* TASK DESCRIPTION
Report each line of the data that has "chơi" somewhere in it.

[Opening RECORDS FOR THIS TASK section]

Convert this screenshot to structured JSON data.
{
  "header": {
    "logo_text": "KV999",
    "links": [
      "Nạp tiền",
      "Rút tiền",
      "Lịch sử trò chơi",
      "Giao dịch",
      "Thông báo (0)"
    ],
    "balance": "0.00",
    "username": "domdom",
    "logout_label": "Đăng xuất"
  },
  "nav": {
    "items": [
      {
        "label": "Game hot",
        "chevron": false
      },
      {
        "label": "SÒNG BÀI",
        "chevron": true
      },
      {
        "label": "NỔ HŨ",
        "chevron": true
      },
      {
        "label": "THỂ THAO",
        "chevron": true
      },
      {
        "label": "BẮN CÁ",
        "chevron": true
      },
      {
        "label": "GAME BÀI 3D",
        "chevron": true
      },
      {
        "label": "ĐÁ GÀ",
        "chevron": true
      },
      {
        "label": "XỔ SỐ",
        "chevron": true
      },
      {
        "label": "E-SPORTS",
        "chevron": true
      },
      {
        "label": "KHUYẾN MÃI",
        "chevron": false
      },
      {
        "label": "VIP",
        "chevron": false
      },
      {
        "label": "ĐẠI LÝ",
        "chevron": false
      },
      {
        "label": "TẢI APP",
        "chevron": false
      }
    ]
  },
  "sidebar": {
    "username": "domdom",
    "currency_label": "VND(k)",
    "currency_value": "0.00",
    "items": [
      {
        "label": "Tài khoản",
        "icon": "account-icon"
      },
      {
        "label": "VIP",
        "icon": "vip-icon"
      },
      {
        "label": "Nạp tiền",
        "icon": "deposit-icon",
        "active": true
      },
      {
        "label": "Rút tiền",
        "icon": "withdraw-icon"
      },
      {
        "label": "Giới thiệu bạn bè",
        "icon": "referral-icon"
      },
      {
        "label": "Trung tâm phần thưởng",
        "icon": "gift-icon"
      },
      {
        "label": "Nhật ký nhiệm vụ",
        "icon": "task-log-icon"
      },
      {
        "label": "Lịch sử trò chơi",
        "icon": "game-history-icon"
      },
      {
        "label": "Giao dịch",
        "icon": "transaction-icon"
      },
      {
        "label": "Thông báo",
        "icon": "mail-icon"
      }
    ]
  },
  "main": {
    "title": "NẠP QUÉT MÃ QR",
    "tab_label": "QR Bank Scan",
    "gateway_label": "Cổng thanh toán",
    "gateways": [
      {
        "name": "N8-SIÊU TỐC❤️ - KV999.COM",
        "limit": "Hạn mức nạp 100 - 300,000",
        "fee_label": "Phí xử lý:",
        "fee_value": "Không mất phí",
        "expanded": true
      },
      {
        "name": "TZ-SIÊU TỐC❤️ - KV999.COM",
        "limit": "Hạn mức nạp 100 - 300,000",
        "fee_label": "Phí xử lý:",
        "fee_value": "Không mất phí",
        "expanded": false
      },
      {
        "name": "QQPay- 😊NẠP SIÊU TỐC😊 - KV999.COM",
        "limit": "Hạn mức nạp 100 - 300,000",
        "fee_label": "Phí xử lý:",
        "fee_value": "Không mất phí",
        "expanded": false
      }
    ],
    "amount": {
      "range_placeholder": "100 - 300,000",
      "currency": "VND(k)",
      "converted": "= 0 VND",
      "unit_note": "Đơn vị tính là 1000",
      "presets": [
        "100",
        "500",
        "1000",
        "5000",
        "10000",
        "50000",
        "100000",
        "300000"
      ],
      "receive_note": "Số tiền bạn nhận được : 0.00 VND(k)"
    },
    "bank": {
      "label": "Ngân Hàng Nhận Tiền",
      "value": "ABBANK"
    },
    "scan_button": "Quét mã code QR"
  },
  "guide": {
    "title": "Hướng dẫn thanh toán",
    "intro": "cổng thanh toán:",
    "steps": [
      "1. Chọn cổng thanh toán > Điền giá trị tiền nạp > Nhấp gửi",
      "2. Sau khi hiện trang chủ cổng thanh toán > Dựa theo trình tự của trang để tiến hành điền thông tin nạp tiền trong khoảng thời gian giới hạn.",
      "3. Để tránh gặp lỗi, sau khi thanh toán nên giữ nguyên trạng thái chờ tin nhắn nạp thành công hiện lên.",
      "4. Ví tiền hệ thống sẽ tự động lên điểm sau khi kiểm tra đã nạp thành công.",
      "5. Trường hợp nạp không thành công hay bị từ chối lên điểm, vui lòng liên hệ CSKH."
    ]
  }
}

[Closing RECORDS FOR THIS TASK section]

* RESPONSE TO THE EXERCISE
      "Lịch sử trò chơi",
        "label": "Lịch sử trò chơi",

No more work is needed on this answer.